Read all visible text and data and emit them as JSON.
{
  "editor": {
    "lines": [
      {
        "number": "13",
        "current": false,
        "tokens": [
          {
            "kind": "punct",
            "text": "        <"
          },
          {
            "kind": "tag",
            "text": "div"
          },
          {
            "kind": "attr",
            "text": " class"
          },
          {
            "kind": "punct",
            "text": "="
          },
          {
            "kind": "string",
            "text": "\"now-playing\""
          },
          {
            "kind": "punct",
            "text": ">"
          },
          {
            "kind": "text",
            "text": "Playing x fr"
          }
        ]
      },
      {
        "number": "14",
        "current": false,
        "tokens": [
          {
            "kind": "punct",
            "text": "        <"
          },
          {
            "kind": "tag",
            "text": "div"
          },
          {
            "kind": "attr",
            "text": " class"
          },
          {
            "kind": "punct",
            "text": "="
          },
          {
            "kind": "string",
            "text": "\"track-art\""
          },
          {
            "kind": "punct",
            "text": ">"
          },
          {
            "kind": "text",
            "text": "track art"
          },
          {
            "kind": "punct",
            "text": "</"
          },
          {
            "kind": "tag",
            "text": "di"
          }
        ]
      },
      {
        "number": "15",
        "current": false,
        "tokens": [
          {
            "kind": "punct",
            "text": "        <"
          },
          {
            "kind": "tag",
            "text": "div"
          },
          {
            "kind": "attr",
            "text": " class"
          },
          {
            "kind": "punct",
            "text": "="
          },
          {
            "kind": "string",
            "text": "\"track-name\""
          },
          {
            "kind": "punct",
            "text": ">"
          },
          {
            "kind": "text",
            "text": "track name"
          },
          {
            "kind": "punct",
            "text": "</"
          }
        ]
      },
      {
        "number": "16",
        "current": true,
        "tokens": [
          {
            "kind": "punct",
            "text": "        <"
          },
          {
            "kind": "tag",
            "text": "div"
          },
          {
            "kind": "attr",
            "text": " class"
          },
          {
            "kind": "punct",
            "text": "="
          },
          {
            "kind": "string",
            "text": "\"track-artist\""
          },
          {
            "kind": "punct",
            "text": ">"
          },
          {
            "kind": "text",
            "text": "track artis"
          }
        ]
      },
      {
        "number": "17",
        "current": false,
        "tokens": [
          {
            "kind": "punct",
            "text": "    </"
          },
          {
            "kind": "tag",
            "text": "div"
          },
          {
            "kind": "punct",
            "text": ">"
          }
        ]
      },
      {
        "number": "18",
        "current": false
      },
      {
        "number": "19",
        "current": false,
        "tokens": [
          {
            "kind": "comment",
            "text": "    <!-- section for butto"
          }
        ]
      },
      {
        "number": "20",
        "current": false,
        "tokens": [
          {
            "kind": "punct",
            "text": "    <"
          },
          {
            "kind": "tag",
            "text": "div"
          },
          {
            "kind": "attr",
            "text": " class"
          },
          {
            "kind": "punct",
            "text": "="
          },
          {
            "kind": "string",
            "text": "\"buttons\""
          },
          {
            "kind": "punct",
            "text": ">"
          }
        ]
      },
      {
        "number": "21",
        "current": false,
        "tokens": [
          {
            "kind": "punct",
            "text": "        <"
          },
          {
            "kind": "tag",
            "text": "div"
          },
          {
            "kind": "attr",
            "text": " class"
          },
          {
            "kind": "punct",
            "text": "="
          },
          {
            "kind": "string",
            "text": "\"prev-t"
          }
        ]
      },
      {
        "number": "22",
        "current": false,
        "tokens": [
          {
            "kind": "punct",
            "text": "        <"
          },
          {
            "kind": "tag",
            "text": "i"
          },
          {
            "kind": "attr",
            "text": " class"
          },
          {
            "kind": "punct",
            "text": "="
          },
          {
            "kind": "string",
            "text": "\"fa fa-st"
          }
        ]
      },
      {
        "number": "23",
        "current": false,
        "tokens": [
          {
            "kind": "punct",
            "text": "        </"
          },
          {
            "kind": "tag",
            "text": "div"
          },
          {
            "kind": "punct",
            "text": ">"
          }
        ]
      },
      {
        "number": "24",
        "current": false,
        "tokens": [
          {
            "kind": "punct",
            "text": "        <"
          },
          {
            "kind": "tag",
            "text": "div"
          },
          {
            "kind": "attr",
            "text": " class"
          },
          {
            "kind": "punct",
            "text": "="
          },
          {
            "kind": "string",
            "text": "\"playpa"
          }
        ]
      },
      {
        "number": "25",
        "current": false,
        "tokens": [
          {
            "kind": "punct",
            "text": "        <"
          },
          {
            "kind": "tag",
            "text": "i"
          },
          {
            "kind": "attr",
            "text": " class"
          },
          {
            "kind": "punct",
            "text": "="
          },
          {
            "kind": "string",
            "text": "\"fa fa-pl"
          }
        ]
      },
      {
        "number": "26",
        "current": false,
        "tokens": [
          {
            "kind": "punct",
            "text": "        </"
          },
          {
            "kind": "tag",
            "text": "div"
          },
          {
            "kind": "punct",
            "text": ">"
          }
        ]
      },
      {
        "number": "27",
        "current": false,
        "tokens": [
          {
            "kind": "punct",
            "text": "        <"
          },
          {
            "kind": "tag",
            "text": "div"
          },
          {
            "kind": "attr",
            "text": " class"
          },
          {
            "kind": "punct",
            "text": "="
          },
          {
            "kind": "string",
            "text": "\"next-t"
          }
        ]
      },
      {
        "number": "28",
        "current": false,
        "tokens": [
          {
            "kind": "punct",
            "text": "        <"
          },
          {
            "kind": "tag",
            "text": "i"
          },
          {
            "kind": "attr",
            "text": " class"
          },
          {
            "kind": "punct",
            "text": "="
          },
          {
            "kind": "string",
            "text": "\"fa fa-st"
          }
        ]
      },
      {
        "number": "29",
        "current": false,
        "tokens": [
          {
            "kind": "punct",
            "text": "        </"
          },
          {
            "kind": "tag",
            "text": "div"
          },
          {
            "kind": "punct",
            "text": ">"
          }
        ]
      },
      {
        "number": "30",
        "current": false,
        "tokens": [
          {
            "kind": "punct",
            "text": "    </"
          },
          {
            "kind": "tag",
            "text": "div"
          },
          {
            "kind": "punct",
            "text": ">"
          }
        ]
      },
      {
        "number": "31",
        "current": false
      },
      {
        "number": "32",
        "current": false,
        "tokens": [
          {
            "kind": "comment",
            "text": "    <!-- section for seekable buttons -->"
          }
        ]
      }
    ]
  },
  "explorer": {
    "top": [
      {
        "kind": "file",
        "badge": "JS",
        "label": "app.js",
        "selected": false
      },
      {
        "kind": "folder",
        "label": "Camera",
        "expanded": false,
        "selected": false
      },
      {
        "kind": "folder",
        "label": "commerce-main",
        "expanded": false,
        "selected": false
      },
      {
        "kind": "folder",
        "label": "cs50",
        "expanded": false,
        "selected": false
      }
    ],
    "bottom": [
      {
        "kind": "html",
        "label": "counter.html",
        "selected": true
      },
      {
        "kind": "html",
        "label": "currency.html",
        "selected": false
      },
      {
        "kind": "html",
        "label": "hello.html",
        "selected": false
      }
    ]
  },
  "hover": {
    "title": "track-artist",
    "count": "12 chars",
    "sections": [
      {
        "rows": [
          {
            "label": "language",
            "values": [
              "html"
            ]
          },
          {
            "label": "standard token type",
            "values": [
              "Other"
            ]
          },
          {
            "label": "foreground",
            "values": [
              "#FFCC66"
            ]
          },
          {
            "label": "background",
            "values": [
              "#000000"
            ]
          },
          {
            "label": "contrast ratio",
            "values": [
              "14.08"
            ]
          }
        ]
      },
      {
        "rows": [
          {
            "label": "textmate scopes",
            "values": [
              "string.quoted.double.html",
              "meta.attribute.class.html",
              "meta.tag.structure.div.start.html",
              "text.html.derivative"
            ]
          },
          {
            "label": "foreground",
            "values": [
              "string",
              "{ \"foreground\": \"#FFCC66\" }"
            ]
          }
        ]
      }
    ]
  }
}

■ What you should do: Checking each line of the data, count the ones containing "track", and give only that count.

■ Result of this task: 7